A friend rightly said, when a life-long politically apathetic person like me gets worked up about government and politics, then you know something is seriously wrong.
Late last month, the Hong Kong government released its budget for 2011-12, detailing its plans for the coming year, while also announcing a surplus of HK$71.3 billion from last year. Great right? There’s so much in this city that needs done, we can definitely put that money to good use.
I’m not a politician, but off the top of my head, I can rattle off a few ideas. We need:
- better waste management. Our famous harbour has E.coli levels too high to swim in.
- cleaner air. Upgrade bus engines.
- better working conditions for our nurses and doctors. Halt the brain drain from the public to the private sector.
- a sound pension plan for the population.
- increased healthcare funding for the poor and the elderly.
- better social protection and support for the lower rungs of society.
But governments never do what they’re supposed to do, do they? Instead of investing our money in well thought-out plans to start fixing long-existing problems, they decided to act like short-term contractors and thought the best way to placate the population is to give meaningless handouts.
A one-off tax rebate. A one-off subsidy for our electricity bills. Increase healthcare coupons for the elderly by a few useless hundreds of dollars.

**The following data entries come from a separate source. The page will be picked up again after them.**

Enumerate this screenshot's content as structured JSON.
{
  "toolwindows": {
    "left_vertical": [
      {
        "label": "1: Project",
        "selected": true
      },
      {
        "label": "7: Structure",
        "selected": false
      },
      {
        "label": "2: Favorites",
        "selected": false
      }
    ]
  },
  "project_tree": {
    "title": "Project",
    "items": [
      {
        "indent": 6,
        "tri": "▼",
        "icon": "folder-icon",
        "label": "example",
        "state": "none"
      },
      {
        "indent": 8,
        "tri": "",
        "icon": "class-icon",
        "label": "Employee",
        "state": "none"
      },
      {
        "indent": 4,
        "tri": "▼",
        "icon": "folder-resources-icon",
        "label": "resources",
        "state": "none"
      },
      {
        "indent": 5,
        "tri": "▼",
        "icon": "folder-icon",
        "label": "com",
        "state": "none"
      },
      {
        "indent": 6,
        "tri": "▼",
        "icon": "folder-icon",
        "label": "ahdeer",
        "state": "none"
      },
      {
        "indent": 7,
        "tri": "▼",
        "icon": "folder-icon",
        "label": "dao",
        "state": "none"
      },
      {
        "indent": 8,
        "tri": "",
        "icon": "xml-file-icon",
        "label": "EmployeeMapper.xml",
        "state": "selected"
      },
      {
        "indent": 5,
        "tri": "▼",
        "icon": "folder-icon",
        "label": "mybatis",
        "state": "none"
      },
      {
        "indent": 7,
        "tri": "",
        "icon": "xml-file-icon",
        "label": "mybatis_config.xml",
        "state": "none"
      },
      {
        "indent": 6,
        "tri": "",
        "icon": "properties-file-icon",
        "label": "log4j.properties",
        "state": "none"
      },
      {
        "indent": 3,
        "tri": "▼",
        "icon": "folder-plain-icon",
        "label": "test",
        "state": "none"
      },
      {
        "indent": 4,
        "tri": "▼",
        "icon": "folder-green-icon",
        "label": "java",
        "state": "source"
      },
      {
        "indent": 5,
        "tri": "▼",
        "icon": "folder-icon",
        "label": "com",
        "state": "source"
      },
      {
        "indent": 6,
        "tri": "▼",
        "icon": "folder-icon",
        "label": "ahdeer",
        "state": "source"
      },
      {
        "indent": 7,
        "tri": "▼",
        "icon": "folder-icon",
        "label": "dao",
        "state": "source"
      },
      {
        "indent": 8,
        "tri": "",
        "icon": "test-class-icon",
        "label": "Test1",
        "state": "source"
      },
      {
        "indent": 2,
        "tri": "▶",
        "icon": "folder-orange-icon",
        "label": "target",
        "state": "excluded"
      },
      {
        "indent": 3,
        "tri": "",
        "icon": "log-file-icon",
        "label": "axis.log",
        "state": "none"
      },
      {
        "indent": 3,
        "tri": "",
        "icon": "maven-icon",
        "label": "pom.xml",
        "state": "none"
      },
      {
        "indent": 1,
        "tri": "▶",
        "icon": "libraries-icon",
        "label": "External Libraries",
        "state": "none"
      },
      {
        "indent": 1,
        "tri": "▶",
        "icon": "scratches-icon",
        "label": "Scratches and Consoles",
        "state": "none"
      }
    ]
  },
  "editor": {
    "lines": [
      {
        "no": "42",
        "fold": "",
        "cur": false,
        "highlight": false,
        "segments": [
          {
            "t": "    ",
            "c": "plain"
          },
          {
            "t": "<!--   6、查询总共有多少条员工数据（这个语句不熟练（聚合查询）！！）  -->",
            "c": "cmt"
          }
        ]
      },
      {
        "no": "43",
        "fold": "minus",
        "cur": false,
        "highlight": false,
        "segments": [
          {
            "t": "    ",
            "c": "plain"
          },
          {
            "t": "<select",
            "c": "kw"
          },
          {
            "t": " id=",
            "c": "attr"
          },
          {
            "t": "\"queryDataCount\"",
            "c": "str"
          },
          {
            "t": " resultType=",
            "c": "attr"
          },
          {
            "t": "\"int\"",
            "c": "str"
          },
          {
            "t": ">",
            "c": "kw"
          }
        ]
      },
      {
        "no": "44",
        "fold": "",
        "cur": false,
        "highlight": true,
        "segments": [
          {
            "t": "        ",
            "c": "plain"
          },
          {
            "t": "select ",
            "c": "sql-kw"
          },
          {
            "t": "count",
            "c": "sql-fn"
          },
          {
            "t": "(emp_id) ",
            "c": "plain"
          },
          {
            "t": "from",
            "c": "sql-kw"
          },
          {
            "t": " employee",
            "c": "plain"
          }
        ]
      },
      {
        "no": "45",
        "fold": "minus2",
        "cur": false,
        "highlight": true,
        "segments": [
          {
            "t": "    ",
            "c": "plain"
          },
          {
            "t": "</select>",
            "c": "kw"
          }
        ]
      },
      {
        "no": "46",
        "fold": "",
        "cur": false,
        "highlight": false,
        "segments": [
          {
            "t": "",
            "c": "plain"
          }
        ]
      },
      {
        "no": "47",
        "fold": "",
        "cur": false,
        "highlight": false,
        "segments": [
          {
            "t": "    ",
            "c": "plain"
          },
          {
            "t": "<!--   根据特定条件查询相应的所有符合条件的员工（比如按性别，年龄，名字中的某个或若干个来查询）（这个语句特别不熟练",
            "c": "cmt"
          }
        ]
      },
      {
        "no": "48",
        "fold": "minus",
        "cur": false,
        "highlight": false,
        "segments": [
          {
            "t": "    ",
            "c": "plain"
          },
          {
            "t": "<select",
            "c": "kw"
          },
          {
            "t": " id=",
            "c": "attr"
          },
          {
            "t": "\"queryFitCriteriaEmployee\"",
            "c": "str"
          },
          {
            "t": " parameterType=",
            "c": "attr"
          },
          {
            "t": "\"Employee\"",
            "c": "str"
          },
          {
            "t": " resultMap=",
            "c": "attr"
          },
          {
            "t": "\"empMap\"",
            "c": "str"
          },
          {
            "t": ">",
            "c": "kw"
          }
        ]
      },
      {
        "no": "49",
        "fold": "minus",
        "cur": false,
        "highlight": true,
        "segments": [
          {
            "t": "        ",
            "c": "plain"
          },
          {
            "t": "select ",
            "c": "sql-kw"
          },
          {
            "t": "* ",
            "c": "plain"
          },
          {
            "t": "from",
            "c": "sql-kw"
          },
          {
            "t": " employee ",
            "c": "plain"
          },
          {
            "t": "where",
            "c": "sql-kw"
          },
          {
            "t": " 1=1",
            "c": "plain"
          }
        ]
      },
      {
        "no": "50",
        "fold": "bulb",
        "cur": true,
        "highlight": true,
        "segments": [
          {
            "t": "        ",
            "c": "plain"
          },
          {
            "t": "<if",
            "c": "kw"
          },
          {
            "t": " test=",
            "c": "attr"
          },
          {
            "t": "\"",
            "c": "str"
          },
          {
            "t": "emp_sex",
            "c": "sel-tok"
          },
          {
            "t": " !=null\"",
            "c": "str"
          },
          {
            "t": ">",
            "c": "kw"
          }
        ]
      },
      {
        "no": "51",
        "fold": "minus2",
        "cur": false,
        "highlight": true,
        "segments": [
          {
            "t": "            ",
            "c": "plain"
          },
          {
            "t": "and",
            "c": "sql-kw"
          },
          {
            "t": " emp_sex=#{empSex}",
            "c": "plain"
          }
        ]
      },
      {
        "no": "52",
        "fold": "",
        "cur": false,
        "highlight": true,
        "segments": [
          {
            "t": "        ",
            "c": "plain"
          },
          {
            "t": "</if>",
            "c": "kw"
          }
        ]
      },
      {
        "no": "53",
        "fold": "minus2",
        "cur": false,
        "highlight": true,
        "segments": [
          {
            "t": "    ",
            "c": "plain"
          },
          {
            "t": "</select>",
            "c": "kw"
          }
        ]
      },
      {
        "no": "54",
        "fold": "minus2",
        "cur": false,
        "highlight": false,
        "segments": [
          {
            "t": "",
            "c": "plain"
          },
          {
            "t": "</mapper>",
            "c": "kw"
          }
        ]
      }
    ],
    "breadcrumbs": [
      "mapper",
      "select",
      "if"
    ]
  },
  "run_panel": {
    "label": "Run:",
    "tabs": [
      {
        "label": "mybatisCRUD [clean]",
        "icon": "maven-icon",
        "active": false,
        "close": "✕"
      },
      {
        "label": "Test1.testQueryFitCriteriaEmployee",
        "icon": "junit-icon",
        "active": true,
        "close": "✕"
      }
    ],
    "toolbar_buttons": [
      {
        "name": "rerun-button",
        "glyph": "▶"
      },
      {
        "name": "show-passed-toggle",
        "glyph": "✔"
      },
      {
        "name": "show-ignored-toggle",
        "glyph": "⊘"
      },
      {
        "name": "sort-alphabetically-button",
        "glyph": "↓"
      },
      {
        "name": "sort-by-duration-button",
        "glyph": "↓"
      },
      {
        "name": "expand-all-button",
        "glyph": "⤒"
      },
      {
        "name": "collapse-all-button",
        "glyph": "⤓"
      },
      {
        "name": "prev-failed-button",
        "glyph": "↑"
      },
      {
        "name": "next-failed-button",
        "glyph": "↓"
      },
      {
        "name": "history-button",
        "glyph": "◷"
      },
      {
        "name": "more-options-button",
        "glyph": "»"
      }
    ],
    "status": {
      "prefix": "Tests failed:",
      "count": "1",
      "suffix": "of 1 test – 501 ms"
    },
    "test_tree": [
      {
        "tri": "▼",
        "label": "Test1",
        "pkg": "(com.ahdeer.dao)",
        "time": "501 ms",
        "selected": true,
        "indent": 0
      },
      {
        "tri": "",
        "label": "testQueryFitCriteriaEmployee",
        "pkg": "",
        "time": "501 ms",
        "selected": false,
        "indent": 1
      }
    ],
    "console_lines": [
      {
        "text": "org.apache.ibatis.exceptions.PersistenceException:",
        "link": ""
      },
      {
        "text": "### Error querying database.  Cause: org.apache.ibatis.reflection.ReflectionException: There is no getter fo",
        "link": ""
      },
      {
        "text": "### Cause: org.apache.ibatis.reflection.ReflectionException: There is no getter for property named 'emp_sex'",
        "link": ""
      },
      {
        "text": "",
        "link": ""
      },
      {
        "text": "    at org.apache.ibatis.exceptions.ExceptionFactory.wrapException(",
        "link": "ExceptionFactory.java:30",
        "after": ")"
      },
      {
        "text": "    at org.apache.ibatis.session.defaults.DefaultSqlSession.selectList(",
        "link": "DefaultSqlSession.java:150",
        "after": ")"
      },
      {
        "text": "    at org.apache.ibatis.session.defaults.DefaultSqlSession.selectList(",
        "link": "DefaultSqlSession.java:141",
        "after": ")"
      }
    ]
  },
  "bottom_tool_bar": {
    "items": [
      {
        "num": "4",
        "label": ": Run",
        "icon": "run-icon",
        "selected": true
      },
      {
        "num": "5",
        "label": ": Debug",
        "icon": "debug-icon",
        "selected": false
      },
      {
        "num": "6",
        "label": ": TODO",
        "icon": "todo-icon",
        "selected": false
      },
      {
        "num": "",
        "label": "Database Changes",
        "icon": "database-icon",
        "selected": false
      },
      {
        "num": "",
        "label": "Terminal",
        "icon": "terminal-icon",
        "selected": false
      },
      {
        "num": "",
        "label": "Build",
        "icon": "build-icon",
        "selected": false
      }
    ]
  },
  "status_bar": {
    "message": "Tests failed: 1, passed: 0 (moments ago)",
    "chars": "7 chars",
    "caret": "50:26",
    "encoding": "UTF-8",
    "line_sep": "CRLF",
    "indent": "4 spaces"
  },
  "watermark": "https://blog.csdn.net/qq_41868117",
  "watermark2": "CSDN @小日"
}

Most notably, the government is giving every single permanent resident over the age of 18 HK$6000 (£481) in cash.
Under normal circumstances, I don’t complain about free cash, but as a government policy, in the grand scheme of things, our money can do so much more collectively.
Not every single permanent resident lives in HK. Tens of thousands of them live, more or less permanently as well, overseas. Our money is therefore going to Canada, going to the UK, going to America, and probably taxed by the governments there as well. Hurrah.
The rich doesn’t need the HK$6000. To the millionaires here, it’s spending money for a night out in town. To the poor, how far is that money really going to get them? Compared to effective long-term social support? Better paid social workers? Better healthcare?
Do you know where my HK$6000 is going? It’s going to Malaysia. I’m planning to use it on a dive holiday in June. That probably makes me a hypocrite.
Look, I’m not going to donate my money to charity. You’ve given me the money, it’s mine now, so I’m going to use it as I please. Yes, I am selfish. I’m not a hero. I like going on holidays. I don’t need to justify how I am going to spend my cash.
But I’d rather not be given it in the first place. As a government, our officials are complete pussies.